WORK TO COMPLETE: No pictures are to be included when the entries below are reproduced exactly.

/---

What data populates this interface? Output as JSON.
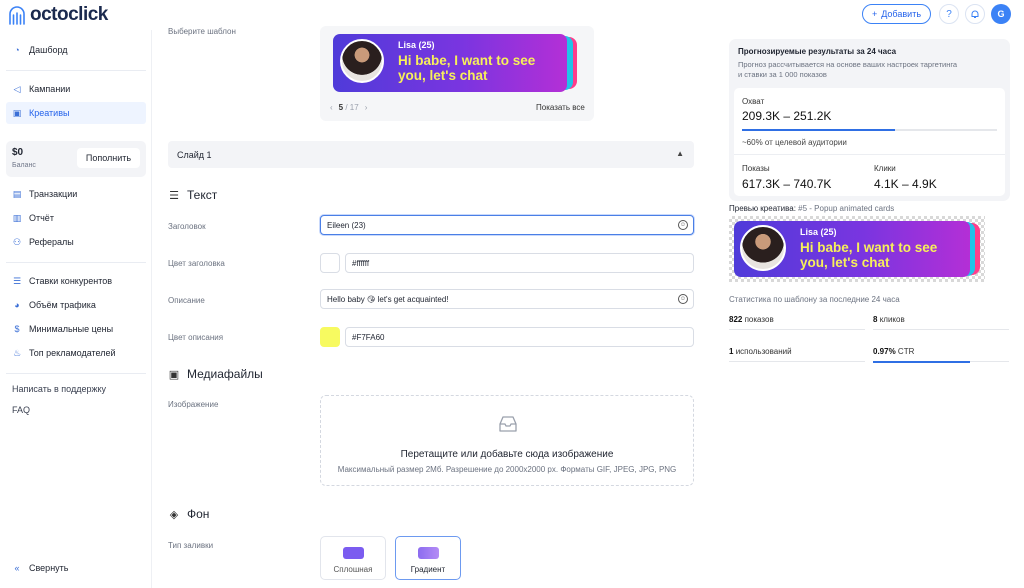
{
  "app": {
    "logo_text": "octoclick"
  },
  "header": {
    "add_label": "Добавить",
    "avatar_initial": "G"
  },
  "sidebar": {
    "items": [
      {
        "label": "Дашборд",
        "icon": "pie-chart-icon"
      },
      {
        "label": "Кампании",
        "icon": "megaphone-icon"
      },
      {
        "label": "Креативы",
        "icon": "image-icon",
        "active": true
      },
      {
        "label": "Транзакции",
        "icon": "transactions-icon"
      },
      {
        "label": "Отчёт",
        "icon": "report-icon"
      },
      {
        "label": "Рефералы",
        "icon": "referrals-icon"
      },
      {
        "label": "Ставки конкурентов",
        "icon": "list-icon"
      },
      {
        "label": "Объём трафика",
        "icon": "pie-icon"
      },
      {
        "label": "Минимальные цены",
        "icon": "coin-icon"
      },
      {
        "label": "Топ рекламодателей",
        "icon": "fire-icon"
      }
    ],
    "balance": {
      "value": "$0",
      "label": "Баланс",
      "topup_label": "Пополнить"
    },
    "support_link": "Написать в поддержку",
    "faq_link": "FAQ",
    "collapse_label": "Свернуть"
  },
  "template": {
    "label": "Выберите шаблон",
    "banner": {
      "name": "Lisa (25)",
      "message": "Hi babe, I want to see you, let's chat"
    },
    "pager": {
      "current": "5",
      "total": "/ 17"
    },
    "show_all": "Показать все"
  },
  "slide": {
    "title": "Слайд 1"
  },
  "text_section": {
    "heading": "Текст",
    "title_label": "Заголовок",
    "title_value": "Eileen (23)",
    "title_color_label": "Цвет заголовка",
    "title_color_value": "#ffffff",
    "title_color": "#ffffff",
    "desc_label": "Описание",
    "desc_value": "Hello baby 😘 let's get acquainted!",
    "desc_color_label": "Цвет описания",
    "desc_color_value": "#F7FA60",
    "desc_color": "#F7FA60"
  },
  "media_section": {
    "heading": "Медиафайлы",
    "image_label": "Изображение",
    "drop_title": "Перетащите или добавьте сюда изображение",
    "drop_sub": "Максимальный размер 2Мб. Разрешение до 2000x2000 px. Форматы GIF, JPEG, JPG, PNG"
  },
  "bg_section": {
    "heading": "Фон",
    "fill_label": "Тип заливки",
    "options": [
      {
        "label": "Сплошная",
        "color": "#7b5cf0"
      },
      {
        "label": "Градиент",
        "color": "#8c6cf0",
        "selected": true
      }
    ]
  },
  "forecast": {
    "title": "Прогнозируемые результаты за 24 часа",
    "subtitle": "Прогноз рассчитывается на основе ваших настроек таргетинга и ставки за 1 000 показов",
    "reach_label": "Охват",
    "reach_value": "209.3K – 251.2K",
    "reach_fraction": 0.6,
    "reach_note": "~60% от целевой аудитории",
    "impressions_label": "Показы",
    "impressions_value": "617.3K – 740.7K",
    "clicks_label": "Клики",
    "clicks_value": "4.1K – 4.9K"
  },
  "preview": {
    "title": "Превью креатива:",
    "template_name": "#5 - Popup animated cards",
    "banner": {
      "name": "Lisa (25)",
      "message": "Hi babe, I want to see you, let's chat"
    }
  },
  "stats": {
    "title": "Статистика по шаблону за последние 24 часа",
    "impressions_value": "822",
    "impressions_unit": "показов",
    "clicks_value": "8",
    "clicks_unit": "кликов",
    "uses_value": "1",
    "uses_unit": "использований",
    "ctr_value": "0.97%",
    "ctr_unit": "CTR",
    "ctr_fraction": 0.97
  },
  "colors": {
    "accent": "#2563eb",
    "banner_text": "#f7f05a"
  }
}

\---

ANSWER FOR THE TASK:
What data populates this interface? Output as JSON.
{
  "app": {
    "logo_text": "octoclick"
  },
  "header": {
    "add_label": "Добавить",
    "avatar_initial": "G"
  },
  "sidebar": {
    "items": [
      {
        "label": "Дашборд",
        "icon": "pie-chart-icon"
      },
      {
        "label": "Кампании",
        "icon": "megaphone-icon"
      },
      {
        "label": "Креативы",
        "icon": "image-icon",
        "active": true
      },
      {
        "label": "Транзакции",
        "icon": "transactions-icon"
      },
      {
        "label": "Отчёт",
        "icon": "report-icon"
      },
      {
        "label": "Рефералы",
        "icon": "referrals-icon"
      },
      {
        "label": "Ставки конкурентов",
        "icon": "list-icon"
      },
      {
        "label": "Объём трафика",
        "icon": "pie-icon"
      },
      {
        "label": "Минимальные цены",
        "icon": "coin-icon"
      },
      {
        "label": "Топ рекламодателей",
        "icon": "fire-icon"
      }
    ],
    "balance": {
      "value": "$0",
      "label": "Баланс",
      "topup_label": "Пополнить"
    },
    "support_link": "Написать в поддержку",
    "faq_link": "FAQ",
    "collapse_label": "Свернуть"
  },
  "template": {
    "label": "Выберите шаблон",
    "banner": {
      "name": "Lisa (25)",
      "message": "Hi babe, I want to see you, let's chat"
    },
    "pager": {
      "current": "5",
      "total": "/ 17"
    },
    "show_all": "Показать все"
  },
  "slide": {
    "title": "Слайд 1"
  },
  "text_section": {
    "heading": "Текст",
    "title_label": "Заголовок",
    "title_value": "Eileen (23)",
    "title_color_label": "Цвет заголовка",
    "title_color_value": "#ffffff",
    "title_color": "#ffffff",
    "desc_label": "Описание",
    "desc_value": "Hello baby 😘 let's get acquainted!",
    "desc_color_label": "Цвет описания",
    "desc_color_value": "#F7FA60",
    "desc_color": "#F7FA60"
  },
  "media_section": {
    "heading": "Медиафайлы",
    "image_label": "Изображение",
    "drop_title": "Перетащите или добавьте сюда изображение",
    "drop_sub": "Максимальный размер 2Мб. Разрешение до 2000x2000 px. Форматы GIF, JPEG, JPG, PNG"
  },
  "bg_section": {
    "heading": "Фон",
    "fill_label": "Тип заливки",
    "options": [
      {
        "label": "Сплошная",
        "color": "#7b5cf0"
      },
      {
        "label": "Градиент",
        "color": "#8c6cf0",
        "selected": true
      }
    ]
  },
  "forecast": {
    "title": "Прогнозируемые результаты за 24 часа",
    "subtitle": "Прогноз рассчитывается на основе ваших настроек таргетинга и ставки за 1 000 показов",
    "reach_label": "Охват",
    "reach_value": "209.3K – 251.2K",
    "reach_fraction": 0.6,
    "reach_note": "~60% от целевой аудитории",
    "impressions_label": "Показы",
    "impressions_value": "617.3K – 740.7K",
    "clicks_label": "Клики",
    "clicks_value": "4.1K – 4.9K"
  },
  "preview": {
    "title": "Превью креатива:",
    "template_name": "#5 - Popup animated cards",
    "banner": {
      "name": "Lisa (25)",
      "message": "Hi babe, I want to see you, let's chat"
    }
  },
  "stats": {
    "title": "Статистика по шаблону за последние 24 часа",
    "impressions_value": "822",
    "impressions_unit": "показов",
    "clicks_value": "8",
    "clicks_unit": "кликов",
    "uses_value": "1",
    "uses_unit": "использований",
    "ctr_value": "0.97%",
    "ctr_unit": "CTR",
    "ctr_fraction": 0.97
  },
  "colors": {
    "accent": "#2563eb",
    "banner_text": "#f7f05a"
  }
}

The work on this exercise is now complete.